PBS FY14 draft budget has $11M content hike, no dues increase, thanks to income influx

PBS’s year-to-date financial results show a net income of $22 million instead of the estimated $100,000 net loss anticipated in its fiscal year 2013 budget, the PBS Board of Directors heard at their meeting April 9 at headquarters in Arlington, Va. “I may never get to say this again, but that’s pretty impressive,” said Molly Corbett Broad, finance committee chair. Thanks to the influx, PBS’s FY14 budget contains an increase of $11 million for National Program Service content without a hike in dues for member stations. The draft budget, unanimously approved by the finance committee and full board, will arrive at public television stations in the coming weeks for comment. Total member assessment is $185.5 million, the same as FY13.

PBS proposes 2% dues increase, okays common-carriage extension

PBS is seeking a 2 percent increase in membership fees in its draft budget for fiscal 2013. Although still subject to review by station execs and formal approval by the PBS Board, the proposed dues hike would be the first since fiscal 2009. “A key focus of this budget is the performance of critical maintenance on PBS’s technology infrastructure that is necessary to maintain reliable distribution of content to stations,” PBS spokesperson Jan McNamara told Current in a statement. “The majority of station dues [are] dedicated to content. This will continue to be the case in the coming fiscal year.

PBS dropping 21 staff positions, including veteran screeners

Thirteen current staff positions and eight vacant positions are being eliminated at PBS headquarters in Arlington, Va., and six “new or restructured” positions will be added, PBS President Paula Kerger said in a letter to the system July 13. Kerger blamed the “ongoing economic challenges faced by our system” and said PBS made the changes “to focus efforts in areas with the greatest value to the public media system in a time of budgetary constraints.”

PBS declined to verify individual departures or say what departments are affected. Several changes center on programming, which is “a key priority of the FY12 Strategic Plan,” Kerger’s letter said, “and part of a multiyear effort to transform PBS’ primetime lineup in order to grow audience and increase the amount of time viewers watch PBS programs.”

The programming community was surprised to hear that Steven Gray and two other top program screeners are gone. Gray, who had been v.p. of program development and editorial management since 1990, oversaw a staff of nine and reported directly to John Wilson, chief programming exec. Both of Gray’s senior directors of programming, Sandy Heberer and Allison Winshell, also left.

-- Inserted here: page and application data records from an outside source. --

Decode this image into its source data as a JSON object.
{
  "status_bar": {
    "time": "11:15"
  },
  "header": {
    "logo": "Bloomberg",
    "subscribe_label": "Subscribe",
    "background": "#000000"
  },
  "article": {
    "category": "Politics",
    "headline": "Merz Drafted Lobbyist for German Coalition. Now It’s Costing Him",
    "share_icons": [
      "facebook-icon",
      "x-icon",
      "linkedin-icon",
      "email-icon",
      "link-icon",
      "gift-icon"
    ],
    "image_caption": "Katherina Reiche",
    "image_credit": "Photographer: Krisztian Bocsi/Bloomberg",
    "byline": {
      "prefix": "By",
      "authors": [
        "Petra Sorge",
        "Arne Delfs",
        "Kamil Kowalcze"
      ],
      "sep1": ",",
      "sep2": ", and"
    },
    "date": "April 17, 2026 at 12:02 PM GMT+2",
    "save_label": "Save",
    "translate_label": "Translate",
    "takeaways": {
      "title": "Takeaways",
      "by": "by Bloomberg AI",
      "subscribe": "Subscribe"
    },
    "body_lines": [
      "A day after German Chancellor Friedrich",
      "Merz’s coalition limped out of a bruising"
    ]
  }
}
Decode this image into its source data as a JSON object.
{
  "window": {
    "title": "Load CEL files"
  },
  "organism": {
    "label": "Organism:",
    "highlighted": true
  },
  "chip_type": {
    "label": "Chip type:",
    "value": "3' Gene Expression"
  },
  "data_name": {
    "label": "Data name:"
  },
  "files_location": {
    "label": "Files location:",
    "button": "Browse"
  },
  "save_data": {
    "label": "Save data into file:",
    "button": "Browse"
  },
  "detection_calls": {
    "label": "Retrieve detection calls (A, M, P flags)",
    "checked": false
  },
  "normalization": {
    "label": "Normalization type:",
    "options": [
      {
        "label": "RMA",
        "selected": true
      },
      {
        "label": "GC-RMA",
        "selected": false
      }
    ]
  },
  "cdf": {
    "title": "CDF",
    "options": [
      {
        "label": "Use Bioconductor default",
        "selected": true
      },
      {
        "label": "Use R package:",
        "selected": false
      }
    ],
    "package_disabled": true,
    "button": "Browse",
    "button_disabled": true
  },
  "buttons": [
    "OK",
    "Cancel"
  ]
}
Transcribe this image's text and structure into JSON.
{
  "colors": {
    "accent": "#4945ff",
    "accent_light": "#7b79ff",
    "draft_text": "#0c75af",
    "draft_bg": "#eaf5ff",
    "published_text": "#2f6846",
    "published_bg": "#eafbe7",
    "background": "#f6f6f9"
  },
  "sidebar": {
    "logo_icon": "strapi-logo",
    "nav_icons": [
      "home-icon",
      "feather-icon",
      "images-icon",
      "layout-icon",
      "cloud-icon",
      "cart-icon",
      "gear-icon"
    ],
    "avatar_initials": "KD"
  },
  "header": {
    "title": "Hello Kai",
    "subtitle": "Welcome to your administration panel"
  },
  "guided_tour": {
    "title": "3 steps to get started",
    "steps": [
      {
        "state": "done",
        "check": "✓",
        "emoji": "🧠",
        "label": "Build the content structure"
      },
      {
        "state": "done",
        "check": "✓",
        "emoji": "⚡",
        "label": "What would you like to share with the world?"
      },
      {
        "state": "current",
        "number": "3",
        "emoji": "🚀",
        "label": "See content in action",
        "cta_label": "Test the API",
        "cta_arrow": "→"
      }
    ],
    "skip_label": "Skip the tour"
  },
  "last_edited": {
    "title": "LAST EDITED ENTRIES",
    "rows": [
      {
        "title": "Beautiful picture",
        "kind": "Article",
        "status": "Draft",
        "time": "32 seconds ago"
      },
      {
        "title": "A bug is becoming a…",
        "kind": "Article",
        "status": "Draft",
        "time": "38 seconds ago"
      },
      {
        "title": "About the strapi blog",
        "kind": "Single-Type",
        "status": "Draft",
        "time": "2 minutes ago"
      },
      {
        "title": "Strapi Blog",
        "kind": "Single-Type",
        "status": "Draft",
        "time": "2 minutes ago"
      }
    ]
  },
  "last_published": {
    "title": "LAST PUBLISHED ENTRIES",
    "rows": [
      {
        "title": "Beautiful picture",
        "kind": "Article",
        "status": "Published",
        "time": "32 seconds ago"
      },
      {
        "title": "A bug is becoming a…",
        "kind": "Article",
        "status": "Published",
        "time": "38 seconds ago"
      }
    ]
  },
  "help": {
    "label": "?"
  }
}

Making the most of what PBS can do

PBS’s budget for next year reflects a harsh reality: Revenues from member stations are flat for a third straight year, and scant other income opportunities lie ahead. The all-important annual program budget, as projected for fiscal year 2012, will remain at about $200 million, where it’s been stalled for a decade. For the first time in the past five years, there will be no new children’s series. The News and Public Affairs Initiative is on hold. PBS is retooling its primetime schedule to attract more viewers and underwriters and negotiating to push down program production costs per hour.

Fiscal year-end layoffs include 10% of PBS staff

Swamped by the recession tsunami as they prepared for the new fiscal year, public broadcasters at PBS headquarters; WQLN in Erie, Pa.; two Wisconsin stations and Colorado Public Radio cut budgets to keep their noses above the red ink.Falling by the wayside are established services, including the weeknightly newscast for Delaware viewers broadcast for 46 years by Philadelphia-based WHYY-TV and the local reports on the radio reading service for the blind operated for 16 years by WMFE-FM in Orlando, Fla.Troubled stations typically reported revenues that were down across the board, in underwriting, corporate donations, membership and state government support. With no higher ground for refuge, PBS officials told staffers June 11 that 45 positions, including some vacancies, would be eliminated. That’s about 10 percent of the network’s staff. PBS is struggling to close a $3.4 million deficit anticipated for fiscal year 2010. Spokeswoman Jan McNamara said the job cuts and other measures already adopted will eliminate about half of that shortfall.